- Turkish President Recep Tayyip Erdogan has won re-election after a contested vote.
- A day before the election, Twitter blocked posts by Erdogan critics from being viewed in the country.
- Erdogan’s increasingly authoritarian rule now extends into its third decade.
Turkey President Recep Tayyip Erdogan won reelection Sunday after a runoff vote, extending his increasingly authoritarian rule into a third decade as the country reels from high inflation and the aftermath of an earthquake that leveled entire cities.
His victory comes days after posts by his critics were blocked from being seen on Twitter on the day of the first election, stifling whistleblowers who opposed the election and preventing his opposition from communicating with their audience in Turkey.
Dr. Tuğrulcan Elmas, a postdoctoral researcher focusing on social media manipulation at Indiana University Bloomington, previously told Insider he tracked roughly a half dozen accounts posting content related to the Turkish election that had been suspended before the election.
A third term gives Erdogan an even stronger hand domestically and internationally, and the election results will have implications far beyond Ankara. Turkey stands at the crossroads of Europe and Asia and plays a key role in NATO.
With over 99% of the runoff ballot boxes opened, unofficial results showed Erdogan with 52% of the vote, compared with 48% for his challenger, Kemal Kilicdaroglu.
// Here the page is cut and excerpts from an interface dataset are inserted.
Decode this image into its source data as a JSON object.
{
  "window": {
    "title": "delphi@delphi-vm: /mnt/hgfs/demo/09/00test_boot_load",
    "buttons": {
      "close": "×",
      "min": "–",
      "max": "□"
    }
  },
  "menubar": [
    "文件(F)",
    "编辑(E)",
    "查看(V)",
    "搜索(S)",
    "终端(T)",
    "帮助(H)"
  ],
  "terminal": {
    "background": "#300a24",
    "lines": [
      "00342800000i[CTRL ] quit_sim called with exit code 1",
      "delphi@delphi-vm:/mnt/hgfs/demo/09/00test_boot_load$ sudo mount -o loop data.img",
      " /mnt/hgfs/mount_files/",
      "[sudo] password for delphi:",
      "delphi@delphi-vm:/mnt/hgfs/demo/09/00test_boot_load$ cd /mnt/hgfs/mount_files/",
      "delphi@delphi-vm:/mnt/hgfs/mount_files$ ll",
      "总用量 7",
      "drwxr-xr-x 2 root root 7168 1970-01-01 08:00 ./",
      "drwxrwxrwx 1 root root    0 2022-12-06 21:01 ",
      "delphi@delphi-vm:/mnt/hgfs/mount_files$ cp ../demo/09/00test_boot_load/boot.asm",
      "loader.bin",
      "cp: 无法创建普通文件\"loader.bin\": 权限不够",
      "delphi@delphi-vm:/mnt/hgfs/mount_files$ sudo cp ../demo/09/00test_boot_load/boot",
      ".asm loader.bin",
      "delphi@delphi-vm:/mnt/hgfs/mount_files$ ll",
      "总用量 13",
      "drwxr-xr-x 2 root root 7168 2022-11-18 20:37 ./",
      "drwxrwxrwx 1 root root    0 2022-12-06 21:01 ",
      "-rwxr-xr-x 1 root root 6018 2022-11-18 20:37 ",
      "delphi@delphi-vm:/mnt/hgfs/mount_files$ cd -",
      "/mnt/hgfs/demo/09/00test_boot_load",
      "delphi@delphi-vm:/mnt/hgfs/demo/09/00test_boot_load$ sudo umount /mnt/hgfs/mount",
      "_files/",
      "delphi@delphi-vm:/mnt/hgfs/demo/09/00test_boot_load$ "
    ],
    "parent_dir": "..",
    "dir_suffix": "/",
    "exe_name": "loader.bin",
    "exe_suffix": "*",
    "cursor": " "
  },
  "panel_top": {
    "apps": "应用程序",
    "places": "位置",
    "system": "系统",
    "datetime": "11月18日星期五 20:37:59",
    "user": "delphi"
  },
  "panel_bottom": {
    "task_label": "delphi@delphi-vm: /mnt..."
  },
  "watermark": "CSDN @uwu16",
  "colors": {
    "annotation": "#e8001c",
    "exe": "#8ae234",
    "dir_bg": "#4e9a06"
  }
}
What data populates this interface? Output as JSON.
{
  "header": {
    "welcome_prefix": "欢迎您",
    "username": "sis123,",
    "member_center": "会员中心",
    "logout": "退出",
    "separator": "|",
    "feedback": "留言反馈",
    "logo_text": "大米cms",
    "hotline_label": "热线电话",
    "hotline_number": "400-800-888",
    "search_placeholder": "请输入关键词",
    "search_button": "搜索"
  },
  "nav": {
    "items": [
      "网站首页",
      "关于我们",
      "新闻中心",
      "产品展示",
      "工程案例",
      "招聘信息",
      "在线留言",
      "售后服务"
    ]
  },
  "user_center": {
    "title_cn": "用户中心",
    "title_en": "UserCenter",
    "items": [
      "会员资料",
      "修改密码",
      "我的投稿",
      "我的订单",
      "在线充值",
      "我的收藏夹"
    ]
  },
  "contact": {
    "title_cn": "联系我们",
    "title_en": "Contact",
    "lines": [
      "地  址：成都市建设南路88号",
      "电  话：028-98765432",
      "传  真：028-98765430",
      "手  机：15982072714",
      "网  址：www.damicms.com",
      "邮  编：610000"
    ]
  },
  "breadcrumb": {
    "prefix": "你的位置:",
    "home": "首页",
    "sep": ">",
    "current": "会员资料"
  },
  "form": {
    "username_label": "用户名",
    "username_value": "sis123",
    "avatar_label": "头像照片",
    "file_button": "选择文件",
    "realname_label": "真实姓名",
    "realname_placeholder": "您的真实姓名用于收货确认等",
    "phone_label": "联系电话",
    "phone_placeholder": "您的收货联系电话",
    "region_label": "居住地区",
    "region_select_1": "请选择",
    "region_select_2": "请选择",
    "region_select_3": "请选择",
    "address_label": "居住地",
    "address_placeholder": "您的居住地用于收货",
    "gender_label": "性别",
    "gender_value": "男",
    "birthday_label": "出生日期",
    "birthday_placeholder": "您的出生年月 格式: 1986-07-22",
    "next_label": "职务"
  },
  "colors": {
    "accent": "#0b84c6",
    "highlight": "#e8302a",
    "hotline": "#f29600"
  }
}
The head of Turkey’s electoral board confirmed the victory, saying that even after accounting for outstanding votes, the result was another term for Erdogan.
In his first comments since the polls closed, Erdogan thanked the nation for entrusting him with the presidency for five more years.
“We hope to be worthy of your trust, as we have been for 21 years,” he told supporters on a campaign bus outside his home in Istanbul. “The only winner today is Turkey.”
According to Elmas, Twitter accounts chosen for restriction before the election were some the Turkish government has traditionally targeted because they had ties to political opposition or whistleblowers who have been critical of the country’s right-wing leader.
Twitter’s decision to throttle access to accounts from Turkey came as CEO Elon Musk’s business ties to the country have solidified following increasing communication between Erdogan and Musk, Elmas noted, based on news coverage of their interactions.
Erdogan’s challenger campaigned on promises to reverse Erdogan’s democratic backsliding, restore the economy by reverting to more conventional policies, and improve ties with the West. Kilicdaroglu said the election was “the most unjust ever,” with all state resources mobilized for Erdogan.
“We will continue to be at the forefront of this struggle until real democracy comes to our country,” Kilicdaroglu said in Ankara. He thanked the more than 25 million people who voted for him and asked them to “remain upright.”
He added that the people have shown their will “to change an authoritarian government despite all the pressures.”